#### DATA PROVIDED ####

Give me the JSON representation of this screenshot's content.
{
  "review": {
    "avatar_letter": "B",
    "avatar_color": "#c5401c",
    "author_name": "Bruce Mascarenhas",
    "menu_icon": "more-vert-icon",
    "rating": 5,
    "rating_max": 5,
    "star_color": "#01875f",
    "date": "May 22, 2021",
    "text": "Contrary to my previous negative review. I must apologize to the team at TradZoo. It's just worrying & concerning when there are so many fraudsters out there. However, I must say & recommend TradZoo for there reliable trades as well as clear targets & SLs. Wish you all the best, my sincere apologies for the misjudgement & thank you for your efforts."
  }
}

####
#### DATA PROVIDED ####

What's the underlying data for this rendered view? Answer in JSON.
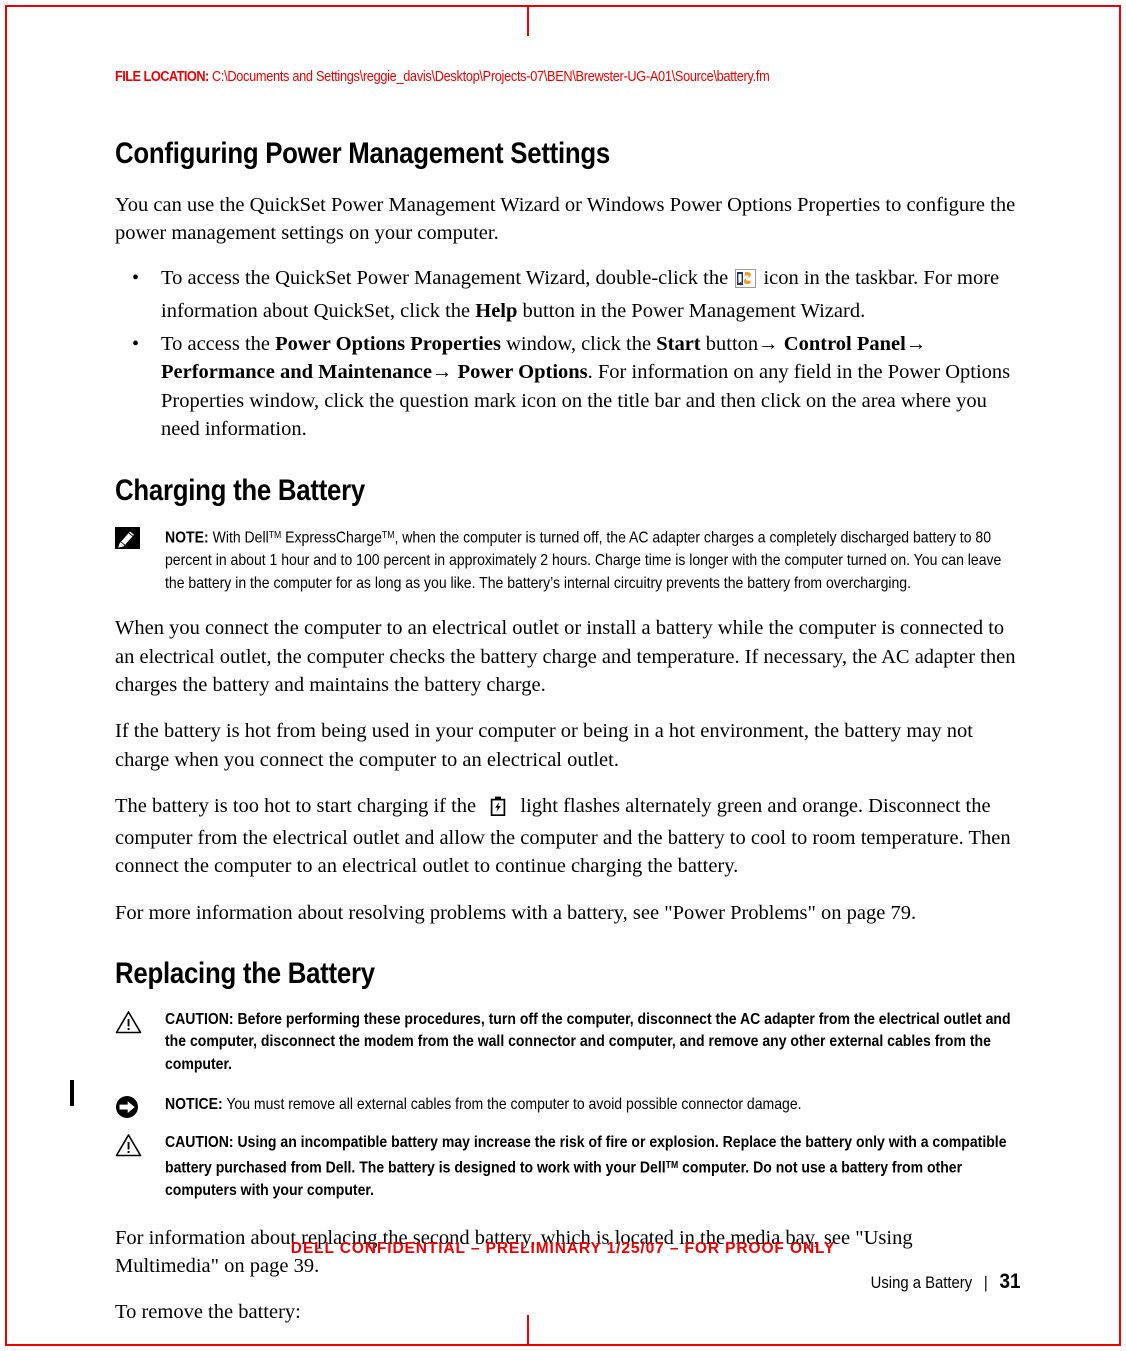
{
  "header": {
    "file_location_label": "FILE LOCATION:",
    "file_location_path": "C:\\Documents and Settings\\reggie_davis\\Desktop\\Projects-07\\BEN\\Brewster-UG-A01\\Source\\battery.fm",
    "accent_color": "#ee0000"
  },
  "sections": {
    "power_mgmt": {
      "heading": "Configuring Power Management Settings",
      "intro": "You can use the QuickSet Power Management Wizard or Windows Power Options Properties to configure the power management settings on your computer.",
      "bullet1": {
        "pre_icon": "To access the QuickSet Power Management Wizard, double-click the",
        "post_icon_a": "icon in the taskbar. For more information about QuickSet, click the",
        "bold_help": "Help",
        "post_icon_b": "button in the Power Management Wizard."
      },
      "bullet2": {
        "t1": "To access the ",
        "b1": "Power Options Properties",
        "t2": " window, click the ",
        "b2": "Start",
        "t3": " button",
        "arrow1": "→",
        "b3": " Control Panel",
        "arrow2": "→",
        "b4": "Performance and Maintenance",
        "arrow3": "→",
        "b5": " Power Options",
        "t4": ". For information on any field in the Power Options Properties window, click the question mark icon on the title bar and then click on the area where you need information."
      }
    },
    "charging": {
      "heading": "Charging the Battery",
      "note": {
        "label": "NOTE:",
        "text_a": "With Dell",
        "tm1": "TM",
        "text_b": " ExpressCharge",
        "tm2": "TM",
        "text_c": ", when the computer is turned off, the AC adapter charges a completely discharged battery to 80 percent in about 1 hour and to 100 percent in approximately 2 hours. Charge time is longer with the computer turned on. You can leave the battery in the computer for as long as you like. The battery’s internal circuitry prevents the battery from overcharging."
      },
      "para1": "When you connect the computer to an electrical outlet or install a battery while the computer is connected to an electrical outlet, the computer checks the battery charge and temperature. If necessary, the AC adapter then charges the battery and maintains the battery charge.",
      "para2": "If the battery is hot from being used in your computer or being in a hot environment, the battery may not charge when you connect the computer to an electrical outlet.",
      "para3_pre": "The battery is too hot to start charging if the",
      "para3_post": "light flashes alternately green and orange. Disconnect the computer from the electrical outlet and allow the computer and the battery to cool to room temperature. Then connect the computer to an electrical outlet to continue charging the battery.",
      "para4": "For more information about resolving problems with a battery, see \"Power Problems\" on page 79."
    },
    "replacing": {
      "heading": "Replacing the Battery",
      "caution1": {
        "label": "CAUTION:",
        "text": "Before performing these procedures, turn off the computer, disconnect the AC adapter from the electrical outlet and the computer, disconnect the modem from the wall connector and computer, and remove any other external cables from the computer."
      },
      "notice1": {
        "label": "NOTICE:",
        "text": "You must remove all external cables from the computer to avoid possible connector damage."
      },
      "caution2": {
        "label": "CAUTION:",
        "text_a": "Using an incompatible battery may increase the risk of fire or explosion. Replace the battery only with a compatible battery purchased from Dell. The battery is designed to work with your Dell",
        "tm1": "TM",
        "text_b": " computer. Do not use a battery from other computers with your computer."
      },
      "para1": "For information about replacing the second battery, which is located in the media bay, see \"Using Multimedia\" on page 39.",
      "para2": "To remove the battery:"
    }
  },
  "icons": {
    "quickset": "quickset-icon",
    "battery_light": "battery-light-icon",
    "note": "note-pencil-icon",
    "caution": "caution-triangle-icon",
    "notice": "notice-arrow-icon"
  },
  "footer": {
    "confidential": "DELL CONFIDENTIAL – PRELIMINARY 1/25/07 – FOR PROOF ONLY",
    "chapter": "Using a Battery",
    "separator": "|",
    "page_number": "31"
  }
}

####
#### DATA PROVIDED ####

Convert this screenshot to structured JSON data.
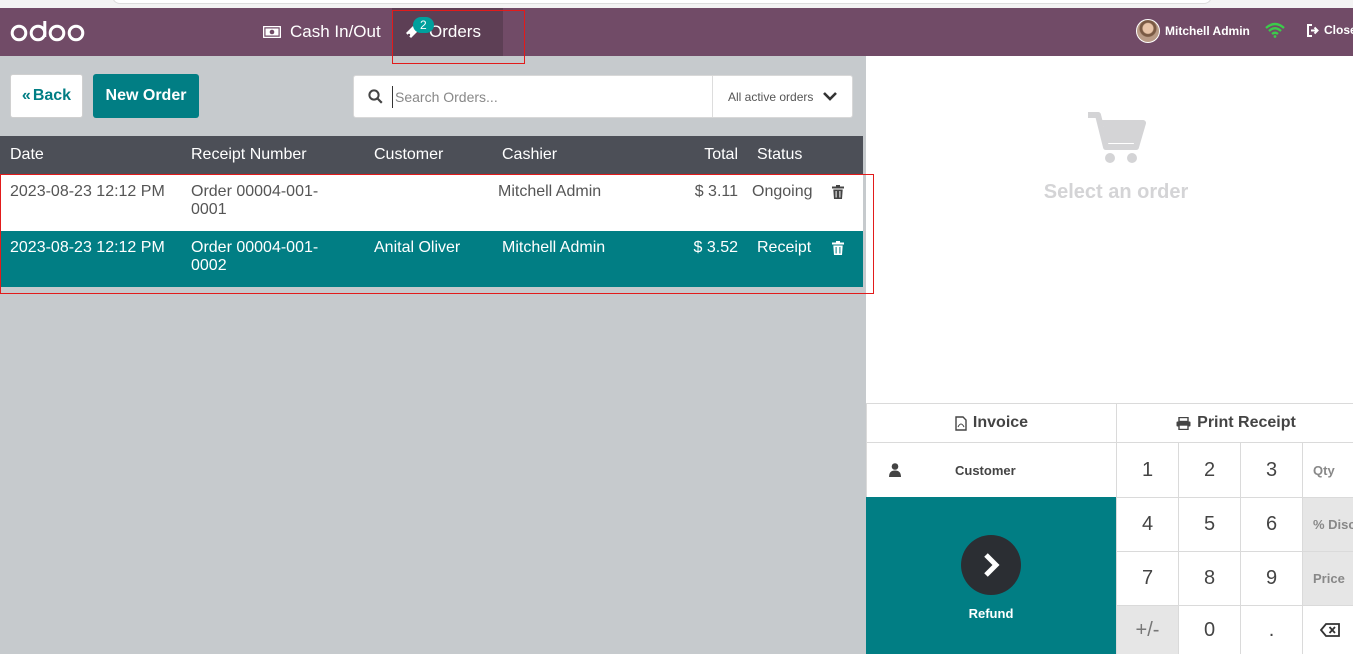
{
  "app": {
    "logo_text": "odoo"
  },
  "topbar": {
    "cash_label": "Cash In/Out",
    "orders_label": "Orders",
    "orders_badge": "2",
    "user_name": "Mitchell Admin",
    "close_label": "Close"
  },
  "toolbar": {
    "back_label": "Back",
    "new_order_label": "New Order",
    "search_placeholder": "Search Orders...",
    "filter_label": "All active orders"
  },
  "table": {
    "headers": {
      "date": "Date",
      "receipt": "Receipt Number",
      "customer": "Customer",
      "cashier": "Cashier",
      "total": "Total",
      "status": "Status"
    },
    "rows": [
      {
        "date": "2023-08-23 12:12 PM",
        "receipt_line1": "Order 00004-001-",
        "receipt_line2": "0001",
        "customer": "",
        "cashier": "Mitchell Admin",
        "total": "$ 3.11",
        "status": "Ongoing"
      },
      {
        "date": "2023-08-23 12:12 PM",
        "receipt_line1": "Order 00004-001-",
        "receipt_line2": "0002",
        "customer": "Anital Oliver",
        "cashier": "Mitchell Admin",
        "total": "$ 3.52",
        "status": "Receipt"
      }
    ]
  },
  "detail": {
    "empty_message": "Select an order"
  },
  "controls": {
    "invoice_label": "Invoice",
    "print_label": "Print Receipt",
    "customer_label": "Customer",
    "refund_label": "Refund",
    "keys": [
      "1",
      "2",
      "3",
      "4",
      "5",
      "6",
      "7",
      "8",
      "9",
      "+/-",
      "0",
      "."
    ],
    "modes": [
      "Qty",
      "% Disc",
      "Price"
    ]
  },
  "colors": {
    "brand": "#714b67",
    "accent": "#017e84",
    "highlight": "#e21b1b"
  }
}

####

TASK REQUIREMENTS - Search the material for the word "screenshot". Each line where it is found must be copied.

EXERCISE OUTPUT -
Give me the JSON representation of this screenshot's content.
Convert this screenshot to structured JSON data.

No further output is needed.